═════ INFORMATION PROVIDED ═════

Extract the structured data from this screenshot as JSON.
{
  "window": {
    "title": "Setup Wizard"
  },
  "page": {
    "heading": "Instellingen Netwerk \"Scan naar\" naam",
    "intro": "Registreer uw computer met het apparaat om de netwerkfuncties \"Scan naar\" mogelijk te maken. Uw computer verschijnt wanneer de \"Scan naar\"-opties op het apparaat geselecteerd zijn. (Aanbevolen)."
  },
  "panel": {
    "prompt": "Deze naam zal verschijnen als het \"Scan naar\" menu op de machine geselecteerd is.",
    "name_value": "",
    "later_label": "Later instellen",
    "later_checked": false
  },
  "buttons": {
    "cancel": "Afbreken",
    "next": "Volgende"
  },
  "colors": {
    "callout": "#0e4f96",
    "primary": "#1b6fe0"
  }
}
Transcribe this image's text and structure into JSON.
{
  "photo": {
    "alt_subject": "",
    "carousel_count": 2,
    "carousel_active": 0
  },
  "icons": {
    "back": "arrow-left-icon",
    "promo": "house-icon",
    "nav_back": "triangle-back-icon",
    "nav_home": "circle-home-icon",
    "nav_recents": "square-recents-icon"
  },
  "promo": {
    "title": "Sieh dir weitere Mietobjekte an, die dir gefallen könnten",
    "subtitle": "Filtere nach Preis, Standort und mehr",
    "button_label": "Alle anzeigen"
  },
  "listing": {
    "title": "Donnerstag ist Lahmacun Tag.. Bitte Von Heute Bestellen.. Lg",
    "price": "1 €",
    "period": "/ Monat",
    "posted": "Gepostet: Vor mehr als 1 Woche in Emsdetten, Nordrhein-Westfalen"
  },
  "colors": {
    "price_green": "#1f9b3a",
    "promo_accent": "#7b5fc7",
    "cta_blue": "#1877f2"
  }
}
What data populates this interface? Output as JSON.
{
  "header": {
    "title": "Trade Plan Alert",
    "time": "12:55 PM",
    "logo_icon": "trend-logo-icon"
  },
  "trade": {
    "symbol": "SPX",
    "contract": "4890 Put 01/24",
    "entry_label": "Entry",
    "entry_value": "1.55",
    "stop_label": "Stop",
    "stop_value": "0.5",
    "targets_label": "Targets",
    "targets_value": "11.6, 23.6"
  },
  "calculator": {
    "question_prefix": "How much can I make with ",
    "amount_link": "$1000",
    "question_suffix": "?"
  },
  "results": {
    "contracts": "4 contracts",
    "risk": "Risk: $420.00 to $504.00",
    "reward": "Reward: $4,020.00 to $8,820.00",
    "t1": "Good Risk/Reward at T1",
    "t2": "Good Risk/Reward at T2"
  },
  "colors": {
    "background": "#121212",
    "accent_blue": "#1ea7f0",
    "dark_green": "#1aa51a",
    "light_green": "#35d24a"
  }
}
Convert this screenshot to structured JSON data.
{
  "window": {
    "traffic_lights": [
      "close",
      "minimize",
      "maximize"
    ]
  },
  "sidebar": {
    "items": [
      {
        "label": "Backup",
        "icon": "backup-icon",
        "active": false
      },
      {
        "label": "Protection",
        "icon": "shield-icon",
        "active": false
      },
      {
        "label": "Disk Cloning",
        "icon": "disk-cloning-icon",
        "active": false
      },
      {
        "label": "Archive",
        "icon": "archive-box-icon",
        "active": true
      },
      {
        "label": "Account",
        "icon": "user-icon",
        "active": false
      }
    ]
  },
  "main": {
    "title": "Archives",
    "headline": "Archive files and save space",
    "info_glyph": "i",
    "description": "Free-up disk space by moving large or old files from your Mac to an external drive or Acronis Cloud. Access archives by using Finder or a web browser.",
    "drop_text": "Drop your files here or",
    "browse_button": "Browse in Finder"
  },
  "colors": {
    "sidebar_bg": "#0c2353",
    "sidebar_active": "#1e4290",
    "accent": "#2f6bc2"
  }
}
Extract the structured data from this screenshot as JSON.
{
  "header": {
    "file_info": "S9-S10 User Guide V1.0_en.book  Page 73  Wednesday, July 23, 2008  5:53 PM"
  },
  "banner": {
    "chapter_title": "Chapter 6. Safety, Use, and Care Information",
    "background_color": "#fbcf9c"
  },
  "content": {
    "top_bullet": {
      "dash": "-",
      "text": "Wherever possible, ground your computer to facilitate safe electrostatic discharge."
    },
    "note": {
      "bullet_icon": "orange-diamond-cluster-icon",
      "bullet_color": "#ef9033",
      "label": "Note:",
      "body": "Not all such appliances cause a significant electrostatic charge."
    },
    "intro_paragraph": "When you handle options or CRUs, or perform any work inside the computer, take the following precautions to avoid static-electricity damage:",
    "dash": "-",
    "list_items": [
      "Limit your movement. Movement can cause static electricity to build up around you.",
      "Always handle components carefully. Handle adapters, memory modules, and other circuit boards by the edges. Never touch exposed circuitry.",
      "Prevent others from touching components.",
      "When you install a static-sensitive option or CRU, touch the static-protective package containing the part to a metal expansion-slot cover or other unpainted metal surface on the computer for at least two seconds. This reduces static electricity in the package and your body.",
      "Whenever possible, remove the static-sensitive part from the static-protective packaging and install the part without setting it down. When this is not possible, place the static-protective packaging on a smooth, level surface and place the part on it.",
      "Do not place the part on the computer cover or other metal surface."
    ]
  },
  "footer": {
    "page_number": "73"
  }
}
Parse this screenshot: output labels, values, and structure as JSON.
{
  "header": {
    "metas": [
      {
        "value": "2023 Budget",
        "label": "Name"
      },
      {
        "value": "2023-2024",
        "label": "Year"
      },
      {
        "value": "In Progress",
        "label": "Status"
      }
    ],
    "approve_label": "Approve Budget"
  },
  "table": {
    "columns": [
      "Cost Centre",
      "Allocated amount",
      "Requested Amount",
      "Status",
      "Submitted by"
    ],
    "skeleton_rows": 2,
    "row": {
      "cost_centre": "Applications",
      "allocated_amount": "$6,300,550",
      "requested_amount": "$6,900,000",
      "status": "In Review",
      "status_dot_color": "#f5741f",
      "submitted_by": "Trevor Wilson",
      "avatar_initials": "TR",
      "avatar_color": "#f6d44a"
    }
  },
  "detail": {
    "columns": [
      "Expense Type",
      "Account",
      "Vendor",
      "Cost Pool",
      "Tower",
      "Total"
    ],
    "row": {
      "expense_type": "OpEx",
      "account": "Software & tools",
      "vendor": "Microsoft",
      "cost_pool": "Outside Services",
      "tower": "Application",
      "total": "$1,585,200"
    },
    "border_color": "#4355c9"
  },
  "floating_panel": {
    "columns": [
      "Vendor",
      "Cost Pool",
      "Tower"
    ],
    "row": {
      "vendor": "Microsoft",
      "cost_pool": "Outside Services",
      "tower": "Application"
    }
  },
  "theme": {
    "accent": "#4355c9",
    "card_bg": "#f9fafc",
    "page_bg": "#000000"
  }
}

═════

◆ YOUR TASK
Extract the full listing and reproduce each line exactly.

◆ TASK RESULT
Extract the structured data from this screenshot as JSON.
{
  "window": {
    "title": "Setup Wizard"
  },
  "page": {
    "heading": "Instellingen Netwerk \"Scan naar\" naam",
    "intro": "Registreer uw computer met het apparaat om de netwerkfuncties \"Scan naar\" mogelijk te maken. Uw computer verschijnt wanneer de \"Scan naar\"-opties op het apparaat geselecteerd zijn. (Aanbevolen)."
  },
  "panel": {
    "prompt": "Deze naam zal verschijnen als het \"Scan naar\" menu op de machine geselecteerd is.",
    "name_value": "",
    "later_label": "Later instellen",
    "later_checked": false
  },
  "buttons": {
    "cancel": "Afbreken",
    "next": "Volgende"
  },
  "colors": {
    "callout": "#0e4f96",
    "primary": "#1b6fe0"
  }
}
Transcribe this image's text and structure into JSON.
{
  "photo": {
    "alt_subject": "",
    "carousel_count": 2,
    "carousel_active": 0
  },
  "icons": {
    "back": "arrow-left-icon",
    "promo": "house-icon",
    "nav_back": "triangle-back-icon",
    "nav_home": "circle-home-icon",
    "nav_recents": "square-recents-icon"
  },
  "promo": {
    "title": "Sieh dir weitere Mietobjekte an, die dir gefallen könnten",
    "subtitle": "Filtere nach Preis, Standort und mehr",
    "button_label": "Alle anzeigen"
  },
  "listing": {
    "title": "Donnerstag ist Lahmacun Tag.. Bitte Von Heute Bestellen.. Lg",
    "price": "1 €",
    "period": "/ Monat",
    "posted": "Gepostet: Vor mehr als 1 Woche in Emsdetten, Nordrhein-Westfalen"
  },
  "colors": {
    "price_green": "#1f9b3a",
    "promo_accent": "#7b5fc7",
    "cta_blue": "#1877f2"
  }
}
What data populates this interface? Output as JSON.
{
  "header": {
    "title": "Trade Plan Alert",
    "time": "12:55 PM",
    "logo_icon": "trend-logo-icon"
  },
  "trade": {
    "symbol": "SPX",
    "contract": "4890 Put 01/24",
    "entry_label": "Entry",
    "entry_value": "1.55",
    "stop_label": "Stop",
    "stop_value": "0.5",
    "targets_label": "Targets",
    "targets_value": "11.6, 23.6"
  },
  "calculator": {
    "question_prefix": "How much can I make with ",
    "amount_link": "$1000",
    "question_suffix": "?"
  },
  "results": {
    "contracts": "4 contracts",
    "risk": "Risk: $420.00 to $504.00",
    "reward": "Reward: $4,020.00 to $8,820.00",
    "t1": "Good Risk/Reward at T1",
    "t2": "Good Risk/Reward at T2"
  },
  "colors": {
    "background": "#121212",
    "accent_blue": "#1ea7f0",
    "dark_green": "#1aa51a",
    "light_green": "#35d24a"
  }
}
Convert this screenshot to structured JSON data.
{
  "window": {
    "traffic_lights": [
      "close",
      "minimize",
      "maximize"
    ]
  },
  "sidebar": {
    "items": [
      {
        "label": "Backup",
        "icon": "backup-icon",
        "active": false
      },
      {
        "label": "Protection",
        "icon": "shield-icon",
        "active": false
      },
      {
        "label": "Disk Cloning",
        "icon": "disk-cloning-icon",
        "active": false
      },
      {
        "label": "Archive",
        "icon": "archive-box-icon",
        "active": true
      },
      {
        "label": "Account",
        "icon": "user-icon",
        "active": false
      }
    ]
  },
  "main": {
    "title": "Archives",
    "headline": "Archive files and save space",
    "info_glyph": "i",
    "description": "Free-up disk space by moving large or old files from your Mac to an external drive or Acronis Cloud. Access archives by using Finder or a web browser.",
    "drop_text": "Drop your files here or",
    "browse_button": "Browse in Finder"
  },
  "colors": {
    "sidebar_bg": "#0c2353",
    "sidebar_active": "#1e4290",
    "accent": "#2f6bc2"
  }
}
Extract the structured data from this screenshot as JSON.
{
  "header": {
    "file_info": "S9-S10 User Guide V1.0_en.book  Page 73  Wednesday, July 23, 2008  5:53 PM"
  },
  "banner": {
    "chapter_title": "Chapter 6. Safety, Use, and Care Information",
    "background_color": "#fbcf9c"
  },
  "content": {
    "top_bullet": {
      "dash": "-",
      "text": "Wherever possible, ground your computer to facilitate safe electrostatic discharge."
    },
    "note": {
      "bullet_icon": "orange-diamond-cluster-icon",
      "bullet_color": "#ef9033",
      "label": "Note:",
      "body": "Not all such appliances cause a significant electrostatic charge."
    },
    "intro_paragraph": "When you handle options or CRUs, or perform any work inside the computer, take the following precautions to avoid static-electricity damage:",
    "dash": "-",
    "list_items": [
      "Limit your movement. Movement can cause static electricity to build up around you.",
      "Always handle components carefully. Handle adapters, memory modules, and other circuit boards by the edges. Never touch exposed circuitry.",
      "Prevent others from touching components.",
      "When you install a static-sensitive option or CRU, touch the static-protective package containing the part to a metal expansion-slot cover or other unpainted metal surface on the computer for at least two seconds. This reduces static electricity in the package and your body.",
      "Whenever possible, remove the static-sensitive part from the static-protective packaging and install the part without setting it down. When this is not possible, place the static-protective packaging on a smooth, level surface and place the part on it.",
      "Do not place the part on the computer cover or other metal surface."
    ]
  },
  "footer": {
    "page_number": "73"
  }
}
Parse this screenshot: output labels, values, and structure as JSON.
{
  "header": {
    "metas": [
      {
        "value": "2023 Budget",
        "label": "Name"
      },
      {
        "value": "2023-2024",
        "label": "Year"
      },
      {
        "value": "In Progress",
        "label": "Status"
      }
    ],
    "approve_label": "Approve Budget"
  },
  "table": {
    "columns": [
      "Cost Centre",
      "Allocated amount",
      "Requested Amount",
      "Status",
      "Submitted by"
    ],
    "skeleton_rows": 2,
    "row": {
      "cost_centre": "Applications",
      "allocated_amount": "$6,300,550",
      "requested_amount": "$6,900,000",
      "status": "In Review",
      "status_dot_color": "#f5741f",
      "submitted_by": "Trevor Wilson",
      "avatar_initials": "TR",
      "avatar_color": "#f6d44a"
    }
  },
  "detail": {
    "columns": [
      "Expense Type",
      "Account",
      "Vendor",
      "Cost Pool",
      "Tower",
      "Total"
    ],
    "row": {
      "expense_type": "OpEx",
      "account": "Software & tools",
      "vendor": "Microsoft",
      "cost_pool": "Outside Services",
      "tower": "Application",
      "total": "$1,585,200"
    },
    "border_color": "#4355c9"
  },
  "floating_panel": {
    "columns": [
      "Vendor",
      "Cost Pool",
      "Tower"
    ],
    "row": {
      "vendor": "Microsoft",
      "cost_pool": "Outside Services",
      "tower": "Application"
    }
  },
  "theme": {
    "accent": "#4355c9",
    "card_bg": "#f9fafc",
    "page_bg": "#000000"
  }
}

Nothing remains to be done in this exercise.